Only a number is expected in reply: the count of lines below where the word "title" occurs.

Records supplied =
====
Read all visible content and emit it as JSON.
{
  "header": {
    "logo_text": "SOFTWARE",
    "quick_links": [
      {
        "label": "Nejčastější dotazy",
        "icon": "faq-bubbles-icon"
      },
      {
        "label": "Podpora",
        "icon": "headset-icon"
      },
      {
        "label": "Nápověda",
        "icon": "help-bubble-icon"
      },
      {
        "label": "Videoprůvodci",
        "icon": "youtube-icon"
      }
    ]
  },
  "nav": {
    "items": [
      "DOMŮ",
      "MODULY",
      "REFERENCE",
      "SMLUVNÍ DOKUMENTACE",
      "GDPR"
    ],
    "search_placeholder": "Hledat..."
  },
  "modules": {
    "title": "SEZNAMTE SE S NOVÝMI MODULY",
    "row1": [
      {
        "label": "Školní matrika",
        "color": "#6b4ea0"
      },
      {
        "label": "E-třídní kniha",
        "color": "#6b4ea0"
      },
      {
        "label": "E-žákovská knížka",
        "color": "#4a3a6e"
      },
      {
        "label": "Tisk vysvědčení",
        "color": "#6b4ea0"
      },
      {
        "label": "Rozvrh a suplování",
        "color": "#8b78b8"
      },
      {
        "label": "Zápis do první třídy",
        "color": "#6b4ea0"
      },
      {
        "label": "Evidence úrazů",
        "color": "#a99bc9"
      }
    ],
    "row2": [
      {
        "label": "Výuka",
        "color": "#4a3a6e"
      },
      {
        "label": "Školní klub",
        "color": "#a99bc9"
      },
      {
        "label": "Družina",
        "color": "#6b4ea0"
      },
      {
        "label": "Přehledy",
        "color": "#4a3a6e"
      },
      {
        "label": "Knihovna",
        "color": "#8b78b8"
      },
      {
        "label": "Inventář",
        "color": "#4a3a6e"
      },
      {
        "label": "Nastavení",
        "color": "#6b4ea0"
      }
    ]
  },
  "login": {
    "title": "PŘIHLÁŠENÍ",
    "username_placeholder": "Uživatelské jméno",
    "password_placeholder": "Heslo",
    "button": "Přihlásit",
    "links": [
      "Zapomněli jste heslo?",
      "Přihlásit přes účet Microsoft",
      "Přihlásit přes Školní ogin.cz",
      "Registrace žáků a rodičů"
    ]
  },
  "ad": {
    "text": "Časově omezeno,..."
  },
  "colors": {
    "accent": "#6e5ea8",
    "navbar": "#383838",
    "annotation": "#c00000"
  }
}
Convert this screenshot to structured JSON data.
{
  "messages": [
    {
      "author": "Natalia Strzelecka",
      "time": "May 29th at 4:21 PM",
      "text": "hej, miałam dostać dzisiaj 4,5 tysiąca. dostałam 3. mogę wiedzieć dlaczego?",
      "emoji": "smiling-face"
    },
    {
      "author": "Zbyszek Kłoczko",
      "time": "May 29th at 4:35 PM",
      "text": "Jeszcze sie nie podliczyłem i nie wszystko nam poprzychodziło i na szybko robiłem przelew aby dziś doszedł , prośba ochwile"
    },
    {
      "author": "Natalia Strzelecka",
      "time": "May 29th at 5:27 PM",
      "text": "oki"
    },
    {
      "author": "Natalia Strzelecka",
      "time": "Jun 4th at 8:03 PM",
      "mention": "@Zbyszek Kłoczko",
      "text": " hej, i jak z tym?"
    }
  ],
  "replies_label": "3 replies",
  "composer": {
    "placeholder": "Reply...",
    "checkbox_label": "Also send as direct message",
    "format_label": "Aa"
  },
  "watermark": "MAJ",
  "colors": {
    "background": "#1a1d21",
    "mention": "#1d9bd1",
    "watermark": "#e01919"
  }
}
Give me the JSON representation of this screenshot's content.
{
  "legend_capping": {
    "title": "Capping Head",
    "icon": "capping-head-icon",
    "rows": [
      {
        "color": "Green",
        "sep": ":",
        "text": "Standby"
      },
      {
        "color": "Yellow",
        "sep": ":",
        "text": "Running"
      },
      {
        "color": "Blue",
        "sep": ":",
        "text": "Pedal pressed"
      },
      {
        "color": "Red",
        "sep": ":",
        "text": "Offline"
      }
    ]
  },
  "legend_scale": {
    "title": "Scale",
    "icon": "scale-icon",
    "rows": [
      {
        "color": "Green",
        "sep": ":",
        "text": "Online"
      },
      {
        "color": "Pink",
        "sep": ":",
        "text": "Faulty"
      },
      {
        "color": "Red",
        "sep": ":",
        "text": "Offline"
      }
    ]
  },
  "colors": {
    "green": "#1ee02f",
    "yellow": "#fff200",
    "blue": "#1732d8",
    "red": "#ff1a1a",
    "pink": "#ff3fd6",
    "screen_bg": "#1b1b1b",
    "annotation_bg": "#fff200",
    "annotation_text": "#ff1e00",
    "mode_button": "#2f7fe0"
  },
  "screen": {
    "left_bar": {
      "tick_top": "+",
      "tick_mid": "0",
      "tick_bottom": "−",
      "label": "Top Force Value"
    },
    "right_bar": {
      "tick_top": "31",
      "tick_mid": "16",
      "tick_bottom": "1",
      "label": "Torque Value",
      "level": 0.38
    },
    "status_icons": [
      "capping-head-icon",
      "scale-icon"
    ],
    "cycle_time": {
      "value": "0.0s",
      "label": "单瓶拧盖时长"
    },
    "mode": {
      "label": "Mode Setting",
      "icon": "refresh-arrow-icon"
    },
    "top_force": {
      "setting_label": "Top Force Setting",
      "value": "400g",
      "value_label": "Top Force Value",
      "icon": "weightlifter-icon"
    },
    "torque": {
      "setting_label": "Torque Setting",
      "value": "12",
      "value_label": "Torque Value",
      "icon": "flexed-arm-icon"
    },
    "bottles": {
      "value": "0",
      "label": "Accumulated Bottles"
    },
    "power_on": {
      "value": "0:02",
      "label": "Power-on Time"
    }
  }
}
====
Output for this exercise =
4